- Instructions for the task -
Locate the lines of the listing below that hold "high", then copy each of them.

- Supplied material -
<<<<
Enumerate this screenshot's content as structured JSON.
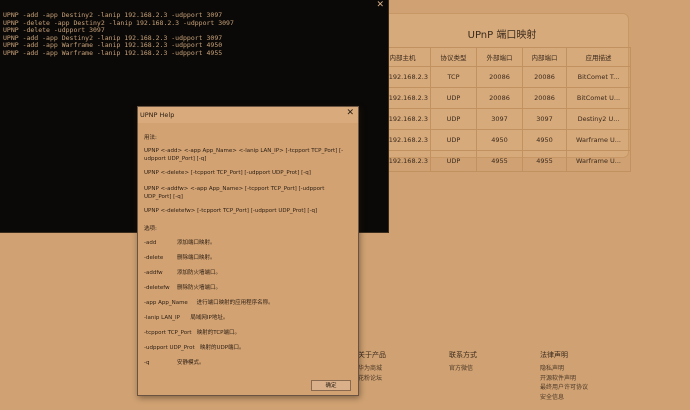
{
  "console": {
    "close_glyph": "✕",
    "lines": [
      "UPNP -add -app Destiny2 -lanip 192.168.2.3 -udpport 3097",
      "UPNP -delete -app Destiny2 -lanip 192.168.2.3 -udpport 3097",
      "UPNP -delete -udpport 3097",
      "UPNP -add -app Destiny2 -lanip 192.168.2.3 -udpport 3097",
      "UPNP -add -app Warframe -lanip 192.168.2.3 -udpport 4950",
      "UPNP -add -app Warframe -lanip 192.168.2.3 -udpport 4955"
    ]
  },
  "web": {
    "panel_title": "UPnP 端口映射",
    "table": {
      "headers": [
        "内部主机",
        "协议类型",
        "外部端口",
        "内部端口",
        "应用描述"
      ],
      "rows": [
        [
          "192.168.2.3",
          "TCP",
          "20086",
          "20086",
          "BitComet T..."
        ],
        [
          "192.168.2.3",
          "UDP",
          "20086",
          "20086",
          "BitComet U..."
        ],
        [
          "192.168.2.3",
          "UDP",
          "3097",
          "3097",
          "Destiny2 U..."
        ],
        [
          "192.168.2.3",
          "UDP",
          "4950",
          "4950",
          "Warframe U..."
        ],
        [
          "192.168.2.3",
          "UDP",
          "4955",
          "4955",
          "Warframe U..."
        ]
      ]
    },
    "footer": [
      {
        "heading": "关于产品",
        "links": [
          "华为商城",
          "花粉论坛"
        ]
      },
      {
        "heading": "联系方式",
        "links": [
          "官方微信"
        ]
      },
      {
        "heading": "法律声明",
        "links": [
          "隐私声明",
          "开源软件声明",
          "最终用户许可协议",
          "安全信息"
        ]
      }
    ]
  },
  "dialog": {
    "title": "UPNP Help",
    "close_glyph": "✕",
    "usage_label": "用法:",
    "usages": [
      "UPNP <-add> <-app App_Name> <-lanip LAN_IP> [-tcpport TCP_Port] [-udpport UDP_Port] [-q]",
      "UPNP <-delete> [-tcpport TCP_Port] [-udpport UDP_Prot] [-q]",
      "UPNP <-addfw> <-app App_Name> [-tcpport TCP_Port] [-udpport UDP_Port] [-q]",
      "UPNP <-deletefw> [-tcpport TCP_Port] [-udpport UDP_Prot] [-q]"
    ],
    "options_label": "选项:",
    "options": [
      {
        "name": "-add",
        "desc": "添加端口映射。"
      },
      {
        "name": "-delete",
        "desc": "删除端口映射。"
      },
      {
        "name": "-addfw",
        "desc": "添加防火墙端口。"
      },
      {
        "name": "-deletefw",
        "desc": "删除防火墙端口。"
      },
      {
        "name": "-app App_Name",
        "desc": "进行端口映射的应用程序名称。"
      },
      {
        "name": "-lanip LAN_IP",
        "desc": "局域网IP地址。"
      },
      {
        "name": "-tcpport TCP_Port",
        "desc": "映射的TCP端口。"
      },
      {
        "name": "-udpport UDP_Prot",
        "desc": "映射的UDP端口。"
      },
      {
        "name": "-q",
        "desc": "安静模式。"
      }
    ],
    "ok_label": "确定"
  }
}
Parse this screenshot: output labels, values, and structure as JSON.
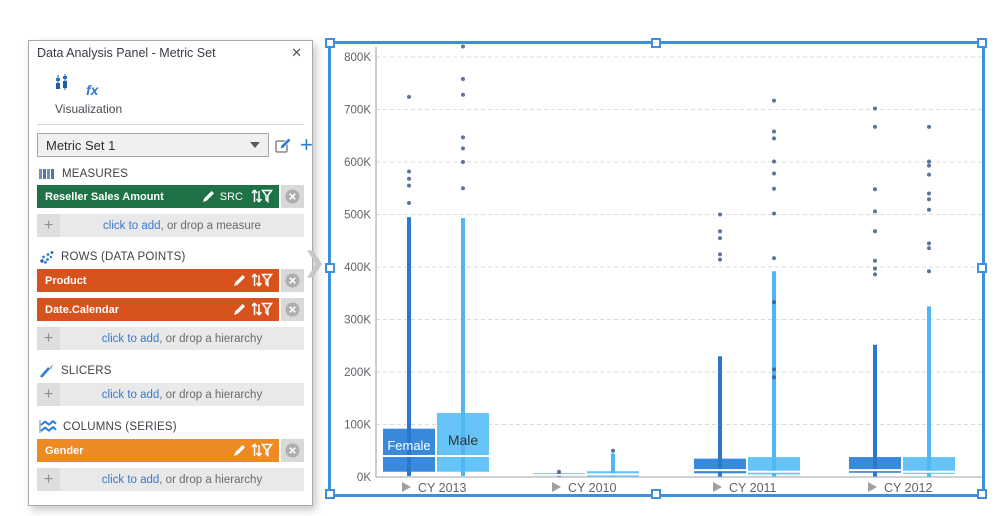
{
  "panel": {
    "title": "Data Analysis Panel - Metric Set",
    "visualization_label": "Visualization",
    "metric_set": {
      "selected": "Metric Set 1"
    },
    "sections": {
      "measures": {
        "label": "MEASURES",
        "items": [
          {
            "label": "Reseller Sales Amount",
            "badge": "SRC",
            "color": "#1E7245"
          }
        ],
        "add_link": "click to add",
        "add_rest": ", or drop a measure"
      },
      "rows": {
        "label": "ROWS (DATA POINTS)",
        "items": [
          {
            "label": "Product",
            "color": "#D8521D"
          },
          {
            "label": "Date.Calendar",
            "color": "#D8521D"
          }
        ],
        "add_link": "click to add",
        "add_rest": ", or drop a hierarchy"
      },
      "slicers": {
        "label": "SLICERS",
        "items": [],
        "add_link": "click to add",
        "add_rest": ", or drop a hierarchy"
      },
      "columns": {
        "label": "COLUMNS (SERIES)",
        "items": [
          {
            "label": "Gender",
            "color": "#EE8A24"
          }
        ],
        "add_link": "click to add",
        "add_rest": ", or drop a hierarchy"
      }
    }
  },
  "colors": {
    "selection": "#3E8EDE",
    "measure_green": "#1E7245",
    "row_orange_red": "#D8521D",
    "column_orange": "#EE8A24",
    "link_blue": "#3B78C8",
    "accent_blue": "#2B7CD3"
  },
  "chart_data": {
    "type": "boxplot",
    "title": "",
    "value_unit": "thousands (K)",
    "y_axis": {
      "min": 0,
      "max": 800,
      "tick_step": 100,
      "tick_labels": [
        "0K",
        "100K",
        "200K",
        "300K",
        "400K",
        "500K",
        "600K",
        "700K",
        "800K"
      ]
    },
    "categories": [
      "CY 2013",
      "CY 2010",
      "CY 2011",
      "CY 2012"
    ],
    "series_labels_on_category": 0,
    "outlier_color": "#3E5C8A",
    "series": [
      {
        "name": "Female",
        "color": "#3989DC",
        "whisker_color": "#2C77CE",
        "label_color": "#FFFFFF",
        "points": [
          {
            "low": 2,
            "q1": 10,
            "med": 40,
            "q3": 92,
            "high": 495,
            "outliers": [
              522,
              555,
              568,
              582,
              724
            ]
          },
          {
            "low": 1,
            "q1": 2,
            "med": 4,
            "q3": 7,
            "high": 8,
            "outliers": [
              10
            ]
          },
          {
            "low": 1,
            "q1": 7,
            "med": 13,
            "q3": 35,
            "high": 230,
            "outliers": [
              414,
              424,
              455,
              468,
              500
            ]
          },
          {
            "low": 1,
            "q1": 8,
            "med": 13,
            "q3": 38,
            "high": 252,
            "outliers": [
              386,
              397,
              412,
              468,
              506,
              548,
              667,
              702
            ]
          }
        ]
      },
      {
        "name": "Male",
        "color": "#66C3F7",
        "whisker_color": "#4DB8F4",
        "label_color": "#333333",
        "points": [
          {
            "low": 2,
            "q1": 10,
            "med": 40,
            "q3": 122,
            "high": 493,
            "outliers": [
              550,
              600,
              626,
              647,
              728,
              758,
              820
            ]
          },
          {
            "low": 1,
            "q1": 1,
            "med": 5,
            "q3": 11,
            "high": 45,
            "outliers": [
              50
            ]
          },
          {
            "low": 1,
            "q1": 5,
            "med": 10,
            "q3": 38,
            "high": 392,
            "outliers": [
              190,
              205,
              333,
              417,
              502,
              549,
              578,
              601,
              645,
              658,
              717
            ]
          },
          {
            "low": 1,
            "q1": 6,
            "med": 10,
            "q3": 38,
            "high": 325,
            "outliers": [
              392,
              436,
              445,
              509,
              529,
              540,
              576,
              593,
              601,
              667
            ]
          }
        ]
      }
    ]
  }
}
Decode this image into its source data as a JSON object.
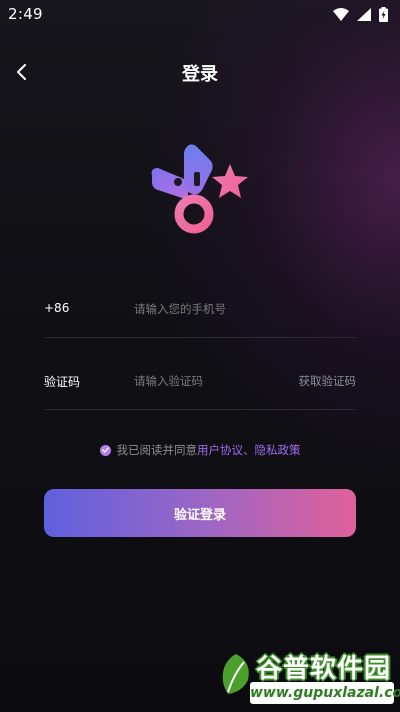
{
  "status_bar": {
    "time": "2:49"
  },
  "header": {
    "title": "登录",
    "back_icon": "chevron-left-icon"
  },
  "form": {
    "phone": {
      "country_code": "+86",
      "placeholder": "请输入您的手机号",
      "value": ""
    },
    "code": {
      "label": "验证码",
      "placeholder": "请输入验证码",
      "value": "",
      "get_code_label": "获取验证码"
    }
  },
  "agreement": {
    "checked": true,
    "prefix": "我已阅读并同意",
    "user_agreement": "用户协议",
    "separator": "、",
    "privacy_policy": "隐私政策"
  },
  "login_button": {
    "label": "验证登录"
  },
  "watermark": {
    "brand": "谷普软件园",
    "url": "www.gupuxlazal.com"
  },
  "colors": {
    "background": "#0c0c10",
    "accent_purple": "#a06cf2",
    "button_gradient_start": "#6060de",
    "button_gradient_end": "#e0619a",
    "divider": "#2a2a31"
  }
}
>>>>
- Solution -
            "high": 495,
            "high": 8,
            "high": 230,
            "high": 252,
            "high": 493,
            "high": 45,
            "high": 392,
            "high": 325,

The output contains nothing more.